The Bishop of Durham spearheaded a move which defeated the government in the House of Lords last night.
Peers voted by a majority of 92 to force ministers to think again over plans to change the way child poverty is measured.
The government wants to scrap current indicators of poverty to focus instead on "drivers" of the problems such as inter-generational factors like worklessness and educational attainment. This would involve removing the previous measurement which focused exclusively on financial indicators and defined poverty as household income of 60 per cent less than the national median.
The motion tabled by the Bishop of Durham and voted through last night will force the government to include the income-related measurements in an annual report to Parliament.
Although he acknowledged income levels should not be the only indicator, Bishop Paul Butler said they were still highly significant.
"It is also possible to understate the importance of income, or the lack of it, especially among those of us who have plenty," said Butler.
"There is also a wealth of academic evidence pointing to the damaging effect income poverty has on children's wellbeing, including their health, education and future employment prospects."
Butler said his proposal would not reinstate an income-based definition of poverty but would ensure income was measured alongside social indicators.
However government ministers said adding income figures to a report would be a "symbol of the old world".
"This is of huge importance to us as we want to move away from these types of drivers and instead focus on the right type of actions," said work and pensions minister Lord Freud.
He said "life chances" were a much better way of understanding what was happening and directing resources to tackle the problem effectively.
The proposals were announced by work and pensions secretary Iain Duncan Smith last July to much dismay from child poverty campaigners.
It is the latest in number of government defeats in House of Lords where, unlike the House of Commons, they do not hold a majority. Liberal Democrat and Labour peers have joined forces to defeat the government numerous times, including on tax credits which prompted a u-turn from Chancellor George Osborne.

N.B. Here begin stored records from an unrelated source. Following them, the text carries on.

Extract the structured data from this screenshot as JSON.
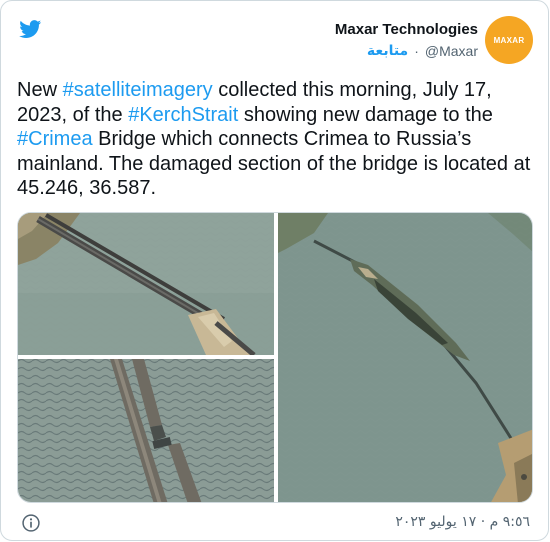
{
  "tweet": {
    "author_name": "Maxar Technologies",
    "author_handle": "@Maxar",
    "follow_label": "متابعة",
    "separator": "·",
    "avatar_text": "MAXAR",
    "text_parts": [
      {
        "text": "New ",
        "tag": false
      },
      {
        "text": "#satelliteimagery",
        "tag": true
      },
      {
        "text": " collected this morning, July 17, 2023, of the ",
        "tag": false
      },
      {
        "text": "#KerchStrait",
        "tag": true
      },
      {
        "text": " showing new damage to the ",
        "tag": false
      },
      {
        "text": "#Crimea",
        "tag": true
      },
      {
        "text": " Bridge which connects Crimea to Russia’s mainland. The damaged section of the bridge is located at 45.246, 36.587.",
        "tag": false
      }
    ],
    "timestamp": "٩:٥٦ م · ١٧ يوليو ٢٠٢٣"
  },
  "icons": {
    "brand": "twitter-bird-icon",
    "info": "info-icon"
  },
  "colors": {
    "accent": "#1d9bf0",
    "text": "#0f1419",
    "muted": "#536471",
    "avatar_bg": "#f5a623",
    "border": "#cfd9de"
  }
}
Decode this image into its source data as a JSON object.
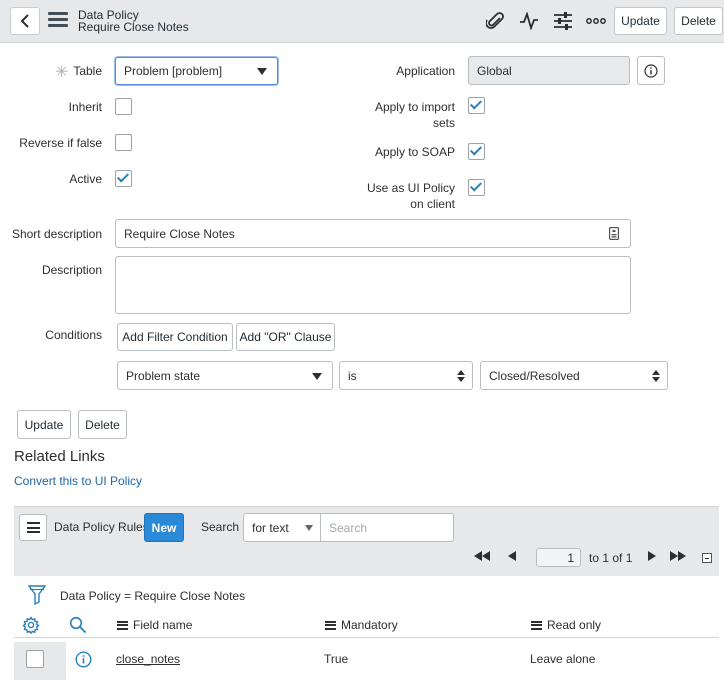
{
  "header": {
    "breadcrumb": "Data Policy",
    "title": "Require Close Notes",
    "update_label": "Update",
    "delete_label": "Delete"
  },
  "form": {
    "table": {
      "label": "Table",
      "value": "Problem [problem]"
    },
    "application": {
      "label": "Application",
      "value": "Global"
    },
    "inherit": {
      "label": "Inherit",
      "checked": false
    },
    "apply_import": {
      "label_line1": "Apply to import",
      "label_line2": "sets",
      "checked": true
    },
    "reverse": {
      "label": "Reverse if false",
      "checked": false
    },
    "apply_soap": {
      "label": "Apply to SOAP",
      "checked": true
    },
    "active": {
      "label": "Active",
      "checked": true
    },
    "ui_policy": {
      "label_line1": "Use as UI Policy",
      "label_line2": "on client",
      "checked": true
    },
    "short_description": {
      "label": "Short description",
      "value": "Require Close Notes"
    },
    "description": {
      "label": "Description",
      "value": ""
    },
    "conditions": {
      "label": "Conditions",
      "add_filter_label": "Add Filter Condition",
      "add_or_label": "Add \"OR\" Clause",
      "field": "Problem state",
      "operator": "is",
      "value": "Closed/Resolved"
    },
    "update_label": "Update",
    "delete_label": "Delete"
  },
  "related_links": {
    "title": "Related Links",
    "convert_link": "Convert this to UI Policy"
  },
  "list": {
    "title": "Data Policy Rules",
    "new_label": "New",
    "search_label": "Search",
    "search_field": "for text",
    "search_placeholder": "Search",
    "page_value": "1",
    "page_info": "to 1 of 1",
    "filter_text": "Data Policy = Require Close Notes",
    "columns": [
      "Field name",
      "Mandatory",
      "Read only"
    ],
    "rows": [
      {
        "field_name": "close_notes",
        "mandatory": "True",
        "read_only": "Leave alone"
      }
    ]
  },
  "colors": {
    "accent": "#2b8ad8",
    "check": "#2b7fb8",
    "header_bg": "#e6e8ea"
  }
}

However, the government will have the opportunity to override the Lords when the bill is reconsidered in the House of Commons later this year.